President Trump and Philippine President Rodrigo Duterte met in Manila on November 13 “to discuss a broad range of shared interests and priorities,” stated a White House press release. The visit, which will include an appearance at the Association of Southeast Asian Nations (ASEAN) and East Asia summits, concludes the president’s 13-day trip to Asia, during which he visited five countries. Trump joins the leaders of 18 other nations for the summits.
Speaking to the media before their meeting, Duterte said, “I cannot discuss the things that they want to say. You may want to make … just a statement so that the media is going to have something to go back home.” To which Trump replied: “Yeah, I would. And I will say this: 'The media was a little bit late, and you actually missed the best part of the President’s statement. [Laughter.] I think he should make it again, but it was good. But we've had a great relationship. This has been very successful. We have many meetings today with many other leaders. And the ASEAN conference has been handled beautifully by the President in the Philippines and your representatives.'"
The White House noted that both Trump and Duterte condemned North Korea’s nuclear weapons and missile development and called on the DPRK to immediately comply with UN Security Council Resolutions and agree to complete verifiable and irreversible denuclearization. Trump also commended the Philippines for its compliance with the relevant Security Council resolutions on the DPRK. The leaders also urged all countries, including those in ASEAN, to voice their opposition to these weapons programs and to take steps to downgrade their diplomatic and economic engagement with North Korea.
To say that Duterte has a much higher regard for Trump than he did for former President Obama would be an understatement. In September 2016, shortly after Obama’s White House Deputy National Security Adviser Ben Rhodes told the media, “We absolutely expect [President Obama] will raise concerns about some of the recent statements from the president of the Philippines,” Duterte responded by attacking Obama with a strongly worded statement.
CNN reported that Rhodes’ statement was in reply to question from reporters who asked whether Duterte's controversial remarks about vigilante killings, journalists, and women would be on the agenda when the two leaders met.
White House officials had previously said that Obama would confront Duterte about his country’s alleged executions of some drug dealers without the benefit of judicial proceedings.
“Who does [Obama] think he is? I am no American puppet. I am the president of a sovereign country and I am not answerable to anyone except the Filipino people,” Duterte replied angrily to Obama in a September 5, 2016 speech. “Son of a bitch, I will swear at you.”
After Duterte’s outburst, the White House cancelled planned bilateral talks between the two leaders. However, the following day, Duterte issued a calmer statement that read: “We look forward to ironing out differences arising out of national priorities and perceptions.”
Two months after that exchange, CNN reported that Duterte admitted he didn’t attend sessions at a regional summit in Laos because he did not want to meet Obama.
“I was there. I attended the meetings, actually,” Duterte told the Wallace Business Forum in Manila.

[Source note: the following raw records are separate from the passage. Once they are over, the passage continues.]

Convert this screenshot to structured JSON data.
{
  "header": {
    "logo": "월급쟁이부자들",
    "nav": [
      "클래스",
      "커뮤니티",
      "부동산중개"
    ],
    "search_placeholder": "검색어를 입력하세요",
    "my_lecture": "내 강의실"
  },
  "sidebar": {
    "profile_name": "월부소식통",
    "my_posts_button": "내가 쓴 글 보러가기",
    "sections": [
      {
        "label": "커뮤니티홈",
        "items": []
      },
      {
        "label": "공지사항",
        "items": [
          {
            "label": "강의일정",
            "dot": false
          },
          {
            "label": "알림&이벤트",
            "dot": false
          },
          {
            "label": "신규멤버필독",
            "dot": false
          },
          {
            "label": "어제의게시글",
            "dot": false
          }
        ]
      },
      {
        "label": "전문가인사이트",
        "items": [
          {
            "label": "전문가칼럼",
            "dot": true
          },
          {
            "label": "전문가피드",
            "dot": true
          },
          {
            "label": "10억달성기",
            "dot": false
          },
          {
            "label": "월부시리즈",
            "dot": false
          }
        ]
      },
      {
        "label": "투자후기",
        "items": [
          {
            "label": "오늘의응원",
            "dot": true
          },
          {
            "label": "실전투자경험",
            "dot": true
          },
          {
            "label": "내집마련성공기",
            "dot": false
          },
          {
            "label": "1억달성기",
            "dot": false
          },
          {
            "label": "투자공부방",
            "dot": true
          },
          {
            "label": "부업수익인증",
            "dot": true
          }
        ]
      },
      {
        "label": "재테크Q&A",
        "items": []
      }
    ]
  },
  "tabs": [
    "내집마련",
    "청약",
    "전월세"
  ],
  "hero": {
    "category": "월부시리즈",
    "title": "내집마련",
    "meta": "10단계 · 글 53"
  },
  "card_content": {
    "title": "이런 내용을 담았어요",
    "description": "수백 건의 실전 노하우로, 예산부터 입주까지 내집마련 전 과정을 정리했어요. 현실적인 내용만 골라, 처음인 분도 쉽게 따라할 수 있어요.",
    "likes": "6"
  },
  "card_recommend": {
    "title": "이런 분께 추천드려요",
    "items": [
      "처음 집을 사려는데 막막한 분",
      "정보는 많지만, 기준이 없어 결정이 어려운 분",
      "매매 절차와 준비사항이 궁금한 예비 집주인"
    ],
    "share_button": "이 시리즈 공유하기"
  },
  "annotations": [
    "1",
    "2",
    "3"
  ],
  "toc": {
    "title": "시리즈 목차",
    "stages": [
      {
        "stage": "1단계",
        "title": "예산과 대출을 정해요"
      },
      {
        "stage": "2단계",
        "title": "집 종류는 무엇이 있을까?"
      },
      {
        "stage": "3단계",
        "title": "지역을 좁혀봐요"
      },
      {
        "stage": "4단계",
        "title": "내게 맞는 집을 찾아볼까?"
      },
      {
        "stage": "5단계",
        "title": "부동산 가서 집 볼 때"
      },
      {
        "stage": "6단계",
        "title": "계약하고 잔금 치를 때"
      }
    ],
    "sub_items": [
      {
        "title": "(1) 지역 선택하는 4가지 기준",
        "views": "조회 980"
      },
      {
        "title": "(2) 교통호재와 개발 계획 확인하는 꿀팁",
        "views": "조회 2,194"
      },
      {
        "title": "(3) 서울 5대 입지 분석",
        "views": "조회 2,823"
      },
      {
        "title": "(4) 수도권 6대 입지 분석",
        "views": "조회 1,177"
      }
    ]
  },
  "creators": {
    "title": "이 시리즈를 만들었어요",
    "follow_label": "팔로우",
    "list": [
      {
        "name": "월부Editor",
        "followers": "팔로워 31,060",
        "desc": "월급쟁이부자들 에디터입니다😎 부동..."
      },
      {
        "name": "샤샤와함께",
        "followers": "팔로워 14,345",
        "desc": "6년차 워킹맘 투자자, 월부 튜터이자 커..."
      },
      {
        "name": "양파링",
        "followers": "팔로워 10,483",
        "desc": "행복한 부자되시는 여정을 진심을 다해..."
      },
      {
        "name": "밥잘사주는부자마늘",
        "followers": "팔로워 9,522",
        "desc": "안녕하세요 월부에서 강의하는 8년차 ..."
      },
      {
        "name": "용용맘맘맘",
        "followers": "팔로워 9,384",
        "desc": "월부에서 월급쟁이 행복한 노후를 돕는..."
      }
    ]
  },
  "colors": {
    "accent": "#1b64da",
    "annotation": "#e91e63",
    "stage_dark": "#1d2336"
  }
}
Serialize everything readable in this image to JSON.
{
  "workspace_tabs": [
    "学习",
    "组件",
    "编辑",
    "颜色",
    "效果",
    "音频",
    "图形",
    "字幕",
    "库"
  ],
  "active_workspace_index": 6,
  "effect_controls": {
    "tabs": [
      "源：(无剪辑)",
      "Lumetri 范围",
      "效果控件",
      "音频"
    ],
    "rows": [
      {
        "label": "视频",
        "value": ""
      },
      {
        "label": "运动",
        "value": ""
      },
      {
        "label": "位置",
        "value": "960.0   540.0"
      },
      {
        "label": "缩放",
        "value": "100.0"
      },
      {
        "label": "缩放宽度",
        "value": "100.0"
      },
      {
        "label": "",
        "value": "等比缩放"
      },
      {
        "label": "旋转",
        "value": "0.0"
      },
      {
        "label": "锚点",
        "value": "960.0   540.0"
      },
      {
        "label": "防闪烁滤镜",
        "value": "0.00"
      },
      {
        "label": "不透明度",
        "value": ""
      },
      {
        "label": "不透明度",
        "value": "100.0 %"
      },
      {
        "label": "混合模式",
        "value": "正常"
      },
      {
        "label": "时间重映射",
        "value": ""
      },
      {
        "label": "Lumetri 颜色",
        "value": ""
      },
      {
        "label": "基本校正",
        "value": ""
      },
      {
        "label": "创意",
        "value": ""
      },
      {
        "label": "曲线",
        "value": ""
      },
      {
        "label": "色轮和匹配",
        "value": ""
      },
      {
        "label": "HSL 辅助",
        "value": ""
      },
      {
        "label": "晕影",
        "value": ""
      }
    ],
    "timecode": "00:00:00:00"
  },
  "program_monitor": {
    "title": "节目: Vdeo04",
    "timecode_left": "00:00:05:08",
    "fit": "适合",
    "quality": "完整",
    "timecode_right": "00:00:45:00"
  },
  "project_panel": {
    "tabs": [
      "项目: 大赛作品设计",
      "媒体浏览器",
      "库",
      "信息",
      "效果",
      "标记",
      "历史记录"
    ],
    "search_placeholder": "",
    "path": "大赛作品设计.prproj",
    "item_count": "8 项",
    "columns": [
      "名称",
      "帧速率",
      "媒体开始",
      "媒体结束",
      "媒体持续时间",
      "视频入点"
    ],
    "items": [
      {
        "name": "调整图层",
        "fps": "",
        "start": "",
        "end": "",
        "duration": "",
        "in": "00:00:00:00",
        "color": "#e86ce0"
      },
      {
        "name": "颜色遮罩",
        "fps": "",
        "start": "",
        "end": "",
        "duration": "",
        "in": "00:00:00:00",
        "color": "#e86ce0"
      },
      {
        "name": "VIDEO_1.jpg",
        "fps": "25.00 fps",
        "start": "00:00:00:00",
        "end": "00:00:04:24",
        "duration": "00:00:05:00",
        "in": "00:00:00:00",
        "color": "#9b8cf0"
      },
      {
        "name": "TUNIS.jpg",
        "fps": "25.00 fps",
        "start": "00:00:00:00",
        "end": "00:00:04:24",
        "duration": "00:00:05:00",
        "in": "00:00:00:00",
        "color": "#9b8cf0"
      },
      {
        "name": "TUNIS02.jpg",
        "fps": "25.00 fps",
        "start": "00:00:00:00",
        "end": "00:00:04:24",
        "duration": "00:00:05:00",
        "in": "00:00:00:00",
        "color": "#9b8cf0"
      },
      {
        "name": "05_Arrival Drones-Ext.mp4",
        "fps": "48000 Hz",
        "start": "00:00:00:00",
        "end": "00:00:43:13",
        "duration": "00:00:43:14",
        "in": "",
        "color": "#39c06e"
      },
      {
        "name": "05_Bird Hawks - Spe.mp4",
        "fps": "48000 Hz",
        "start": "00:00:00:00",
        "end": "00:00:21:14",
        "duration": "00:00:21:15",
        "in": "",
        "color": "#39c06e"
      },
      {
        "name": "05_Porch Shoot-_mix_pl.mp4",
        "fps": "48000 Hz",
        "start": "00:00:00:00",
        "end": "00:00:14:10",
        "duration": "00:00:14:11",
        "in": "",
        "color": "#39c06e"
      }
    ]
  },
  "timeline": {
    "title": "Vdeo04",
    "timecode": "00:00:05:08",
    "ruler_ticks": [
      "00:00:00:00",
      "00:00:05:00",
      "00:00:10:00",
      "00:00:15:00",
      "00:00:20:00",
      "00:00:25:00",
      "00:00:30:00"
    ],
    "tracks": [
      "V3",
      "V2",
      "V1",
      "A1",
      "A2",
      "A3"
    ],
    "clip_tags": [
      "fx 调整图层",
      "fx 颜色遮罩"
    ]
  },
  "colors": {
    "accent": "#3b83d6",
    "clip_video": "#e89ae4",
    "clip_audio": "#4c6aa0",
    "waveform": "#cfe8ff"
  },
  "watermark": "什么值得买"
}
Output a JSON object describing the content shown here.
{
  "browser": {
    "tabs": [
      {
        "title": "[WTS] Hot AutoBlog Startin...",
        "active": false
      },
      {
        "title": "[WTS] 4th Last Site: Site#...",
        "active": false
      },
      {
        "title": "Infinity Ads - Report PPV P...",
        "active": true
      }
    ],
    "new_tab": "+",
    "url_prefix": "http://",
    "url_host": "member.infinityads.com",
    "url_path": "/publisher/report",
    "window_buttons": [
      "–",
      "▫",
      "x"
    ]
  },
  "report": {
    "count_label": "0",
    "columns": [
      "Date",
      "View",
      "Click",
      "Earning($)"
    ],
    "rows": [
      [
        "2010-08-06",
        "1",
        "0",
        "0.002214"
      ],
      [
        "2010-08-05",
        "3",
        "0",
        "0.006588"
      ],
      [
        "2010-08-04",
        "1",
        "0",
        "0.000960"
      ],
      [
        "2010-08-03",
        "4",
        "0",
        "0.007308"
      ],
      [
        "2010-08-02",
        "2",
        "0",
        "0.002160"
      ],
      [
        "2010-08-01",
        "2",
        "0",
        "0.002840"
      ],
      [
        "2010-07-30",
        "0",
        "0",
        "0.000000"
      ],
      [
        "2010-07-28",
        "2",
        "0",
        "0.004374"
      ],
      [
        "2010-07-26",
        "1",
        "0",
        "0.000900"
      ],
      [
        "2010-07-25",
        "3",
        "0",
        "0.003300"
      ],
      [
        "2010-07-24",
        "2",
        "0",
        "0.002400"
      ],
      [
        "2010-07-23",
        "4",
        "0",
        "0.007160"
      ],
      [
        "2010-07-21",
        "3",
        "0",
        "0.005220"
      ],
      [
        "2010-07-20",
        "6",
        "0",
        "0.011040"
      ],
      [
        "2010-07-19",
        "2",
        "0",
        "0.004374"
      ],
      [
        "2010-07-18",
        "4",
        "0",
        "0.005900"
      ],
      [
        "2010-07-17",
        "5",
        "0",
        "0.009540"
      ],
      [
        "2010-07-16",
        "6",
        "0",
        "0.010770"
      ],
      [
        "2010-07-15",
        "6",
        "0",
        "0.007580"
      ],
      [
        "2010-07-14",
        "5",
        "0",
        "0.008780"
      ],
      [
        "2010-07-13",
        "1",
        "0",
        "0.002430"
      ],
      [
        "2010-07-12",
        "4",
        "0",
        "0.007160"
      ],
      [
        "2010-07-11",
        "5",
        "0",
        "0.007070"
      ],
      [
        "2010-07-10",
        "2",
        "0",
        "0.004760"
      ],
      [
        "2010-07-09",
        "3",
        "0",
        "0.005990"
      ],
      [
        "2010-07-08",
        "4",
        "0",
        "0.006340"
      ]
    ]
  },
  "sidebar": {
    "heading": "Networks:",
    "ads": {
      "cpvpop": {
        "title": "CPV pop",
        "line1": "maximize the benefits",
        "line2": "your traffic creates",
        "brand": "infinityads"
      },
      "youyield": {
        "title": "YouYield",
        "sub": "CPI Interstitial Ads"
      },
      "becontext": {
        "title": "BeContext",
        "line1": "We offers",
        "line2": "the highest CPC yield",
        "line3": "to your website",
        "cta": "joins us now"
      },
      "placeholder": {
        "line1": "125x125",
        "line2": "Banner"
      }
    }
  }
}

“But you know, Obama was there, and because we had an exchange of words, I was just trying to avoid an awkward situation.”
The relationship between Duterte and Trump could not be more different. The two leaders shook hands during a dinner in Manila for attendees of ASEAN summit, according to White House pool reports. During their press event, the mood was lighthearted and the two leaders’ remarks occasionally prompted laughter from the attendees.
Philippine congressman and presidential spokesman Harry Roque described the private, 40-minute meeting between Trump and Duterte as “warm and friendly.” He added: “It’s very apparent that both of them have a person who they consider as not their best friend. They have similar feelings towards former U.S. president Barack Obama.” Many Americans were hoping that Trump would question Duterte about his methods for dealing with drug dealers, which some believe amount to human rights violations.
However, Roque said, “The issue of human rights did not arise. It was not brought up. It was President Duterte who brought up with President Trump the drug menace in the Philippines, and the U.S. president appeared sympathetic and did not have any official position on the matter but was merely nodding his head.”
Afterwards, the White House press secretary, Sarah Huckabee Sanders, said the matter of human rights came up “briefly,” although she did not say which president raised the issue.
Trump praised Duterte in May for doing an “unbelievable job on the drug problem.”
Photo: AP Images